February 18th, 2015 | 10:30am

Photo by Flickr Creative Commons user Chuck Coker

The proper term is “government facility,” but it feels like an old university most of the time. Asbestos in the ceilings, paint fresh from 1979. Fluorescent lighting, emergency signage, old handset telephones on the wall in every floor. My role here, in a place where the best of the best tackle noble, courageous goals—the taking of soil samples from Mars and the landing of spacecrafts on comets—is comparatively small. The comforting routine of support, set-up, clean-up; prepare, take care.

Photo by author
February 16th, 2015 | 7:00am

Photo by author

Around this table we’d gather, cover it with food. In the end: scattered drippings and crumbs, bottles and glasses emptied or abandoned. A cat scavenging the remains.

Photo by author
February 13th, 2015 | 7:00am

Photo by author

1. Seocho via Gangnam

My family and I are struggling along Teheran Road in Seocho-dong, Seoul, and it is my fault. I should have conducted us one stop farther to Gangnam Station, where the number ten exit would have deposited us in front of our destination, but we are disoriented by the city’s newness and haven’t yet learned the subway stations, nor do we know the banks and stores and restaurants piled atop each other in metallic high-rises footnoted by cafés and tea rooms and dessert shops. It is late May, nearly summer, when people punctuate meals with shaved ice covered with red bean jelly, rice cakes, diced fruit, grain powder, green tea, condensed milk, and ice cream for more richness.

O

February 12th, 2015 | 7:00am


Peter Filkins reads his poem, “O,” from Issue 06.

 

reviewed by Julia Lichtblau
February 9th, 2015 | 7:00am

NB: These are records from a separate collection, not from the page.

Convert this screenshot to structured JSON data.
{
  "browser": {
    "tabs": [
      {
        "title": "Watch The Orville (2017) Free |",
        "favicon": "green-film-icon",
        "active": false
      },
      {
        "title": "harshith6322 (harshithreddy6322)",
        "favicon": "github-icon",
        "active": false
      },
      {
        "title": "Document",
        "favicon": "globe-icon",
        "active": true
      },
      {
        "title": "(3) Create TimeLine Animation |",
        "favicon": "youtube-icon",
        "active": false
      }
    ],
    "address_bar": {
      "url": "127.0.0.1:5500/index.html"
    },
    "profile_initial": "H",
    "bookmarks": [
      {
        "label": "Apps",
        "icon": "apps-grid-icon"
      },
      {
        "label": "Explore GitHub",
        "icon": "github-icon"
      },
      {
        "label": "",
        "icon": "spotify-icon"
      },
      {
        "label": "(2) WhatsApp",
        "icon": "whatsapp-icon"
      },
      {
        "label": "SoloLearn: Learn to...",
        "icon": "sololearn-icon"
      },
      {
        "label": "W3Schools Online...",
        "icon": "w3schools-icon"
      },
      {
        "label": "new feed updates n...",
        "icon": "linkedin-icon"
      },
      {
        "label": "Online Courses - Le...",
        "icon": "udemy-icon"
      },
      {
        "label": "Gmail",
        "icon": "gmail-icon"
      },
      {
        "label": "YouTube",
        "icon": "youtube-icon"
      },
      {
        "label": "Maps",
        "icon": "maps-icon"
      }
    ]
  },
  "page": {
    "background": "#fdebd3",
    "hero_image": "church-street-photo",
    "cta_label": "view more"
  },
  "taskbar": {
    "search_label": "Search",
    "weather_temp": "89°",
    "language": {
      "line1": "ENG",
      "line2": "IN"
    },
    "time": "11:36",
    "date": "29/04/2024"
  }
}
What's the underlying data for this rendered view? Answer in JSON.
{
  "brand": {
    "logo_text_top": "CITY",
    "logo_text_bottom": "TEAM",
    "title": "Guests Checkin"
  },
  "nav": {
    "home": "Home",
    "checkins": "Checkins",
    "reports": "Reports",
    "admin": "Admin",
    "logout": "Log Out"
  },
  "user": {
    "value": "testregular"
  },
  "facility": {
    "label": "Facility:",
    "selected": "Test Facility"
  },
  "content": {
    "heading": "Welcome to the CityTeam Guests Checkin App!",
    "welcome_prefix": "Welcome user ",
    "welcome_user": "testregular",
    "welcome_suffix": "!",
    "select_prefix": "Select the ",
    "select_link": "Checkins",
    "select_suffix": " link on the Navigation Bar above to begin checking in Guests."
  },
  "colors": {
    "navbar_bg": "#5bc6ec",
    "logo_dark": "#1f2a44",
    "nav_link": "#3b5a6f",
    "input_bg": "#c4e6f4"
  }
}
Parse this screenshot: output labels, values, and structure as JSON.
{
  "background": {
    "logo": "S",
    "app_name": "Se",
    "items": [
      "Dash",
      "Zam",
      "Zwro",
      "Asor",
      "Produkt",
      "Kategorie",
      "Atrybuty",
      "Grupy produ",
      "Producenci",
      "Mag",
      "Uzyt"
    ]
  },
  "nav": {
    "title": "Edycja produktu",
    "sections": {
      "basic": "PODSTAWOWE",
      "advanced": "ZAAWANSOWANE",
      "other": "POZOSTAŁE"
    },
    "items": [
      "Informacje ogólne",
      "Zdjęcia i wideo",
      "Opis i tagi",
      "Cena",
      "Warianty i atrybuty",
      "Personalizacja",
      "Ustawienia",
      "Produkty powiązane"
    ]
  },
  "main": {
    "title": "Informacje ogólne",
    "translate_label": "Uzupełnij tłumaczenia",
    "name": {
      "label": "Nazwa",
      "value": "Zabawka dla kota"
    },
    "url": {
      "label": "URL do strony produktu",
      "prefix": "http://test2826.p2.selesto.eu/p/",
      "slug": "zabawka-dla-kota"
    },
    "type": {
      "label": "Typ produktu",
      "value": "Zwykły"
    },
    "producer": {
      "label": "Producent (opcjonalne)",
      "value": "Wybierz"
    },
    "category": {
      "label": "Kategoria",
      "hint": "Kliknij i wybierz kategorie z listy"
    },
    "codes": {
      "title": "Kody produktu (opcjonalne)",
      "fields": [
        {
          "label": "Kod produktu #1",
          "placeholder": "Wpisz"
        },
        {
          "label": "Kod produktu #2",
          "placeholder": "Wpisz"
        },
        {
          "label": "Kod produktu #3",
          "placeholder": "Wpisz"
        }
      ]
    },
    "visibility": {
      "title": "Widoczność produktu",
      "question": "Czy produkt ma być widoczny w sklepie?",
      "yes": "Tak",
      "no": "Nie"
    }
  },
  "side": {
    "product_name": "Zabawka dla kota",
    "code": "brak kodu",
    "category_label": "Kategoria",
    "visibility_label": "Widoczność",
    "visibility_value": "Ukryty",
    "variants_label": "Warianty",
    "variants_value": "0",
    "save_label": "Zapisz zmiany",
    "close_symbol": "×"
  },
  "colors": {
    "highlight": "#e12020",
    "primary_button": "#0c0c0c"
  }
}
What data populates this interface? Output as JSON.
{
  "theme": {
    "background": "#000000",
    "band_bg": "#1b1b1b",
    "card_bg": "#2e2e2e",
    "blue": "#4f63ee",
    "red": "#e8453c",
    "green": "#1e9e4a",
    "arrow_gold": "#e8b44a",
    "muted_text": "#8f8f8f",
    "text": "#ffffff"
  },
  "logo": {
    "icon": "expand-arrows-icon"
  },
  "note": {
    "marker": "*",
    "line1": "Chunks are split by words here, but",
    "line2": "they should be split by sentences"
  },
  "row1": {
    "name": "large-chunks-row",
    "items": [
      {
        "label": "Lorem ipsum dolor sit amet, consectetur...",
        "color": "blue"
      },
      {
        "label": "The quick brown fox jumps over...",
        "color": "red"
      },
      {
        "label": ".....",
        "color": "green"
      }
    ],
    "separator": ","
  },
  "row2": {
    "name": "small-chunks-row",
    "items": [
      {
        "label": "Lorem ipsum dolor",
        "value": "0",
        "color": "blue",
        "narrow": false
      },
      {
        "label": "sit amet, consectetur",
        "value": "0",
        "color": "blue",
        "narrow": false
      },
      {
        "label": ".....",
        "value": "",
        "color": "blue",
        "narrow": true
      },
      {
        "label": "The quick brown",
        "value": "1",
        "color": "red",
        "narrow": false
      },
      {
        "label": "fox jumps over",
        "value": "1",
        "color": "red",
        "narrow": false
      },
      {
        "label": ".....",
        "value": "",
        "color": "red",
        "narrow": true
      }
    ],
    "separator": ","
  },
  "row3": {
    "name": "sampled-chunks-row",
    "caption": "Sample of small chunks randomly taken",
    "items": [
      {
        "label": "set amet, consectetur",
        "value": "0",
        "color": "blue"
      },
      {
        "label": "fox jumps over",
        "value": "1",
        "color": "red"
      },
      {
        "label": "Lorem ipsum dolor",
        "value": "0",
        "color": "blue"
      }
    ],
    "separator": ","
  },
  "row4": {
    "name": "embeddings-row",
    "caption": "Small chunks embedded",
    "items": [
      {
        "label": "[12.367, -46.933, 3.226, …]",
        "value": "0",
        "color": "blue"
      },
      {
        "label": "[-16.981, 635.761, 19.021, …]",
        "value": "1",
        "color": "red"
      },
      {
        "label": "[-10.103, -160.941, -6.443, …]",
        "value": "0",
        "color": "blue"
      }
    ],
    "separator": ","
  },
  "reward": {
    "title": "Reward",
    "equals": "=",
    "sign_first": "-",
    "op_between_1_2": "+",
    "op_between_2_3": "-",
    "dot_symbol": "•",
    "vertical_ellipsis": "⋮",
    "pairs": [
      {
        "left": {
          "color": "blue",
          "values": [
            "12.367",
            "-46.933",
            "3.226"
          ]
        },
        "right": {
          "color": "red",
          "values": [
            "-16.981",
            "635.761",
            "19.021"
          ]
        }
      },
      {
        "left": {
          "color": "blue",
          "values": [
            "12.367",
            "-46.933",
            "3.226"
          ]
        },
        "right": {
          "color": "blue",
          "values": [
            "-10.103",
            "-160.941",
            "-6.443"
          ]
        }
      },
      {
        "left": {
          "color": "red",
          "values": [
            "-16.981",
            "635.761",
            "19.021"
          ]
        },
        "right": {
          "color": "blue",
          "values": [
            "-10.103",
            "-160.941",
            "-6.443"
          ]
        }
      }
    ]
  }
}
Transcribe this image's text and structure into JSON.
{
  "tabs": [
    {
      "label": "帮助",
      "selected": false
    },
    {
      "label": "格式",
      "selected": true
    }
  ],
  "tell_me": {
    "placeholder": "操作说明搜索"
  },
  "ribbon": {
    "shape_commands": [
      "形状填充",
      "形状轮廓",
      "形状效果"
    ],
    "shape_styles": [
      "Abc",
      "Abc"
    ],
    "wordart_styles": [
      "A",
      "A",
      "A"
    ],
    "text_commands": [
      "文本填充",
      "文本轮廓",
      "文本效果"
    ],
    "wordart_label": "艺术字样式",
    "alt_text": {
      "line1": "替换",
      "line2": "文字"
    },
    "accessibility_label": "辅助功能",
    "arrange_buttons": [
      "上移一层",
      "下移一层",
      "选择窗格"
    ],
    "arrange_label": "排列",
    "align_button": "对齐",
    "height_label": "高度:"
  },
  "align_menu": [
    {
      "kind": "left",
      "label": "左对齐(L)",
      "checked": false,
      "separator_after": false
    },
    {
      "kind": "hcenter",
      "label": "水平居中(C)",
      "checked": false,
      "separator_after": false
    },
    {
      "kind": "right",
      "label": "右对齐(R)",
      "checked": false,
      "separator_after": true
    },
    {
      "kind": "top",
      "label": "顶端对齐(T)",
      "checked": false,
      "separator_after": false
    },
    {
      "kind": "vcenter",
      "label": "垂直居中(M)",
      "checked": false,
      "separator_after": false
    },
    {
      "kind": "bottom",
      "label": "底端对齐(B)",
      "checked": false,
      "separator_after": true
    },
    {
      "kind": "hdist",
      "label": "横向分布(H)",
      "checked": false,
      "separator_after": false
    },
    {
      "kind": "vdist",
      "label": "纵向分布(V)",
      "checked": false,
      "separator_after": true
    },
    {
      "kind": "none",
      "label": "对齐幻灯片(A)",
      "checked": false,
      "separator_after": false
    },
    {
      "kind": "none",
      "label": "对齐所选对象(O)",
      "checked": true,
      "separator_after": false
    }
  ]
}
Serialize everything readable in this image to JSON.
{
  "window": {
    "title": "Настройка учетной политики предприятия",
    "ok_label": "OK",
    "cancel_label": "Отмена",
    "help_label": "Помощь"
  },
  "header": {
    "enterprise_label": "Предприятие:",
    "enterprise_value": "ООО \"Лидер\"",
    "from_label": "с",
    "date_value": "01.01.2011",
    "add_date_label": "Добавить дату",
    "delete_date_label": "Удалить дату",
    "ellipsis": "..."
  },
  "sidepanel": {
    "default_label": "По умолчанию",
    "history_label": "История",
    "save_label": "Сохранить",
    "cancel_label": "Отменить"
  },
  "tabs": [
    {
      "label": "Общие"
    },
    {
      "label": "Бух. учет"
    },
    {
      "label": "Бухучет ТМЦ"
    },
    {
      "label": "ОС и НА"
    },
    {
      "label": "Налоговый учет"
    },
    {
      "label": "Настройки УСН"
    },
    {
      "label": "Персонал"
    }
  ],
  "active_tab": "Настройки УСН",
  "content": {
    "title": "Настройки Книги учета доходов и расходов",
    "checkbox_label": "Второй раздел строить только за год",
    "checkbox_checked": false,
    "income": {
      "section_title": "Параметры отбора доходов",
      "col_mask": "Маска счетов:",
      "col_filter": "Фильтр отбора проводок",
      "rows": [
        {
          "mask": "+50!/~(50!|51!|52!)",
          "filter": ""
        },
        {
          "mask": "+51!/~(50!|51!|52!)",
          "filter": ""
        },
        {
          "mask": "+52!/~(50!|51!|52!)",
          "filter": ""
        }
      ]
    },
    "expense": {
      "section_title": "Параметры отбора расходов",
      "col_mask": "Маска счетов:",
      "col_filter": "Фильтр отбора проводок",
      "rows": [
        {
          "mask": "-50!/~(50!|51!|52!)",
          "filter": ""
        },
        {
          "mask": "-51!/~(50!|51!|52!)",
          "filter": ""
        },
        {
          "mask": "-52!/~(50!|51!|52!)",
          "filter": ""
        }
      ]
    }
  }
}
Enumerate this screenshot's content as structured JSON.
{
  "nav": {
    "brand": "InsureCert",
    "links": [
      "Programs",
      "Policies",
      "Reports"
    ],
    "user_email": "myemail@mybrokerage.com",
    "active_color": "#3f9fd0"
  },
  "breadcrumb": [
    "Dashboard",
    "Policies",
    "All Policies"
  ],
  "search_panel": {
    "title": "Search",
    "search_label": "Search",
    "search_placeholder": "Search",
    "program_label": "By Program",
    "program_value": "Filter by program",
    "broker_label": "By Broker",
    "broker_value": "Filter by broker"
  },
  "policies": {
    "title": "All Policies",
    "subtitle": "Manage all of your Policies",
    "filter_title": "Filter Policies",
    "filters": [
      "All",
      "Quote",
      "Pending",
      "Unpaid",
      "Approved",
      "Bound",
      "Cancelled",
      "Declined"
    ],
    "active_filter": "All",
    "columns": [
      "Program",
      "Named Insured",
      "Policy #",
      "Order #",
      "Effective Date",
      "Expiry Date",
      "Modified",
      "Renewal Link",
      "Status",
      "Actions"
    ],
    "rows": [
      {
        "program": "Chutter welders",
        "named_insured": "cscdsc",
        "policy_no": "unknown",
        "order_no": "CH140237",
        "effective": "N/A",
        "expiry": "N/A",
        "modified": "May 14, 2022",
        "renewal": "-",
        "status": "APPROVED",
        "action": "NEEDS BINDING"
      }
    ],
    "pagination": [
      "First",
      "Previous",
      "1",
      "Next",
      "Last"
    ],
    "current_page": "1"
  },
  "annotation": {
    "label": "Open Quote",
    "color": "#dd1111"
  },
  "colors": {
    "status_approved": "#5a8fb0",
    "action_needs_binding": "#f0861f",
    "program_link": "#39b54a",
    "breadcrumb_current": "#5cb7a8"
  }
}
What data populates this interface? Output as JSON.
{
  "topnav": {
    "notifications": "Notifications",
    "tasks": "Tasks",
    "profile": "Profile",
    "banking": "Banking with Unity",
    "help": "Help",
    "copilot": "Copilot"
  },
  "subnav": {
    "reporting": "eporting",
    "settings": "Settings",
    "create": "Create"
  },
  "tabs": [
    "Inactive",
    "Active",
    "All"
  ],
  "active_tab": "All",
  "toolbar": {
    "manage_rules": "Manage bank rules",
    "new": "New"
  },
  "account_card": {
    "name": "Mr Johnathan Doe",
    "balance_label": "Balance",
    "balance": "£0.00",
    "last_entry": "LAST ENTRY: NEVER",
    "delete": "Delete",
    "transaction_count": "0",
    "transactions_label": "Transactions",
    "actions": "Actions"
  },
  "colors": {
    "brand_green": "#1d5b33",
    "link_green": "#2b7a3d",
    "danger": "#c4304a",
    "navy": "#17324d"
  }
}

De Guatemala a Guatepeor. (From Guate-bad to Guate-worse.) The acid Spanish pun captures the reflexive pessimism this beautiful, tormented Central American country evokes. The central event of modern Guatemalan history, a 1954 CIA-backed coup that halted land reform, precipitated a 36-year civil war, during which 200,000 people, many indigenous, were killed or disappeared. The repercussions still play out, de mal a peor, in poverty, drug violence, corruption, and impunity.